Manic takes shape in a completely different way to the opener. Didas takes his creative approach and fuses it with a blatant skill for producing music, so not only is the sound fresh and exciting and energising, it’s also flawlessly constructed, mixed and polished. The rap performance on this track is insanely fast and quite mind blowing to listen to – it fits with the darkness of the track and of course the overall concept of being Manic. As mentioned, the creative edge is clear and consistent, and when you combine this with genuine skill and passion the result is something utterly striking and memorable. The way in which the instrumentation evolves and changes throughout the track is always unexpected and new, but always effective.
Deluded brings a heavy, organic, perhaps even tribal sounding beat and vocal chant, and plays it out alongside a beautifully calm piano performance. The music is instantly intense, but there’s this glimmer of peace within the sound, and that makes it all the more unusual. The intensity falls away fairly soon, the vocal is laid bare, and you really get to focus on the lyrics – which are incredibly honest and thought provoking. The intensity is heavy, as it should be, and the track does leave you wondering about delusion and all that surrounds it in life.
The entire soundscape of this album is mesmerizing, the perfect choice for an evening of something fresh; upbeat but meaningful, incomparably creative and free of any artistic restraints that the mainstream industry can sometimes place upon it’s pawns.
As you make your way through the collection there’s a familiar feeling to Didas’ leading vocal, with it’s calm and confident expression, and the generally adventurous and experimental nature of the music. The experimentation works, on every level – the music is superb, each riff and each performance is exemplary, and this all makes for something outstanding. Even if you miss a few lyrics here and there – Wagwan features a machine-gun-like vocal flow – the music keeps you enveloped in it’s power. The sound of the artist’s voice has a somewhat comforting sound to it, so it’s likely you’ll listen back more than a few times.

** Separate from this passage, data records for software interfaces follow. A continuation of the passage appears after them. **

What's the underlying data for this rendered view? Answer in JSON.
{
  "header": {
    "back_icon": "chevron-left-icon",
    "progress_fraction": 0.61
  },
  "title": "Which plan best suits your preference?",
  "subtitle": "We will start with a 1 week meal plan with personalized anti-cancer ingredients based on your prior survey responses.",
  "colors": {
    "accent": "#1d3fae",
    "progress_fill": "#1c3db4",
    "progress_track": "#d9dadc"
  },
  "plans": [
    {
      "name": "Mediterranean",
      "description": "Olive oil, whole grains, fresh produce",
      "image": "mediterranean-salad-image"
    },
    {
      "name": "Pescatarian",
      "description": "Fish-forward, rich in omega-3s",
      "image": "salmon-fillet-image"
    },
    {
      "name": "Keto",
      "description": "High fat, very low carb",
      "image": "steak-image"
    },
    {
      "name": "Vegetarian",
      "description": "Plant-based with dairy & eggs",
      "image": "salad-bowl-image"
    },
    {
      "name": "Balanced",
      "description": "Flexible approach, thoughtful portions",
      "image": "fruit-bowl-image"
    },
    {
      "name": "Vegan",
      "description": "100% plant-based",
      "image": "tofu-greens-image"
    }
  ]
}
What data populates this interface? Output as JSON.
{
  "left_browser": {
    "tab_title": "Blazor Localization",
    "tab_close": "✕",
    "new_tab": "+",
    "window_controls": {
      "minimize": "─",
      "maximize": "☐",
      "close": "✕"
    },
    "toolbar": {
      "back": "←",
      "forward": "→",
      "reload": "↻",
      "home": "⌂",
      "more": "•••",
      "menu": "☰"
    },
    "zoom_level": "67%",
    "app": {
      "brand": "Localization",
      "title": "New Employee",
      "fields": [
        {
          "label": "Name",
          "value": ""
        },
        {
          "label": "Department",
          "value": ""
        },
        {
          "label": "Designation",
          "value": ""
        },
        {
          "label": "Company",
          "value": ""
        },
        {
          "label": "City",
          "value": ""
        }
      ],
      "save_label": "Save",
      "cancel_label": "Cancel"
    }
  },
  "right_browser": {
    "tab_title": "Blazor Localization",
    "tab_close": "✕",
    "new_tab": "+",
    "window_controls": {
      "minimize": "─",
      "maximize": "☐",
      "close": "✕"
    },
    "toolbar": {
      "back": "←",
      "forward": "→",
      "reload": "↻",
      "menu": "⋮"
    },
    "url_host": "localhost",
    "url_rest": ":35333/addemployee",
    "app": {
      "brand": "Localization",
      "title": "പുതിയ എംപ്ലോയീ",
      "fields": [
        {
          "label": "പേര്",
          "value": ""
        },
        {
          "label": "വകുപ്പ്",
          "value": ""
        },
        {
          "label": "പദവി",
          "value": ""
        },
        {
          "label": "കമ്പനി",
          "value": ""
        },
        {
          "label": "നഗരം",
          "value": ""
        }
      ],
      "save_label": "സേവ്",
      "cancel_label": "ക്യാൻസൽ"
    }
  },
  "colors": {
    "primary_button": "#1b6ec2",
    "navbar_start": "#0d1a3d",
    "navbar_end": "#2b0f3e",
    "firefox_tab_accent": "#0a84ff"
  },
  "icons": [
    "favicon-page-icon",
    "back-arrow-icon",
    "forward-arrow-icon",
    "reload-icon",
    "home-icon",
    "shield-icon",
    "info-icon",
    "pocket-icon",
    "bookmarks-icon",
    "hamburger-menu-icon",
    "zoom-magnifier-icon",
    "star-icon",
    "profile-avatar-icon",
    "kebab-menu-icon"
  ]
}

There are some beautiful moments of truth and openness in this project, Flight is a great example. There’s an emotion to the performance that you can hear and feel amidst the epic, jazz inspired musical backdrop, and this emotion makes you take every word almost as gospel. The music highlights the poetry and rhythm of the artist’s lyricism and performance, and in between vocal moments the music is always refreshing and exciting. Phantom shows this raw, emotional side a little further, bringing back the gentle piano sound, weaving it’s honesty and feeling around you. You also get to hear Didas singing, which bares even more of his artistic and creative colours. As the track builds there’s a thick and heavy distortion that’s not dissimilar to Dubstep, though always that piano continues, and the feeling and the words stay with you. It’s a pretty blissful thing to witness. It’s unusual, in the best possible way, and the music and the lyricism never disappoint.
Homebound explores the tender side of the creative process a little more, slowly evolving into a beautiful bit of spoken word and classic jazz, complete with saxophone and a mellow, once again organic sounding beat. The track talks briefly about the soul being free, and this is in fact the feeling it gives you as you listen. It’s a stunning piece of music with a real sound of humanity and freedom and feeling to it. It’s a great moment at which you feel quite connected to the artist, and get a better understanding of what it’s all about. Aisle (Interlude) follows on beautifully; a gorgeous, piano-led instrumental moment of pause, within which you can reflect and take in what’s come to pass. The collection has been very thoughtfully arranged, and the effect is unquestionable. Octane smashes back to the high intensity from earlier in the project, a welcome lift in energy and volume. Then final track Vision leaves you drenched in a little of everything that’s been experienced throughout.
This album is the kind that leaves you not wanting to miss a moment. The way each track has been crafted and structured means that nothing is where you’d expect it to be; you have to follow each moment and each bit of music to make sure you don’t miss out. It’s a clever way to write, and what makes it even more impressive is how crisp and complete it all sounds. There has been so much put into this, and you can tell with every beat and every breath of the music. It seems almost impossible that this was created in a home studio, in what is essentially ‘spare time’ for the artist, but beautiful things often emerge from unexpected places. A definite recommend, one of the most eclectic and creatively free albums of the year. Well worth a listen.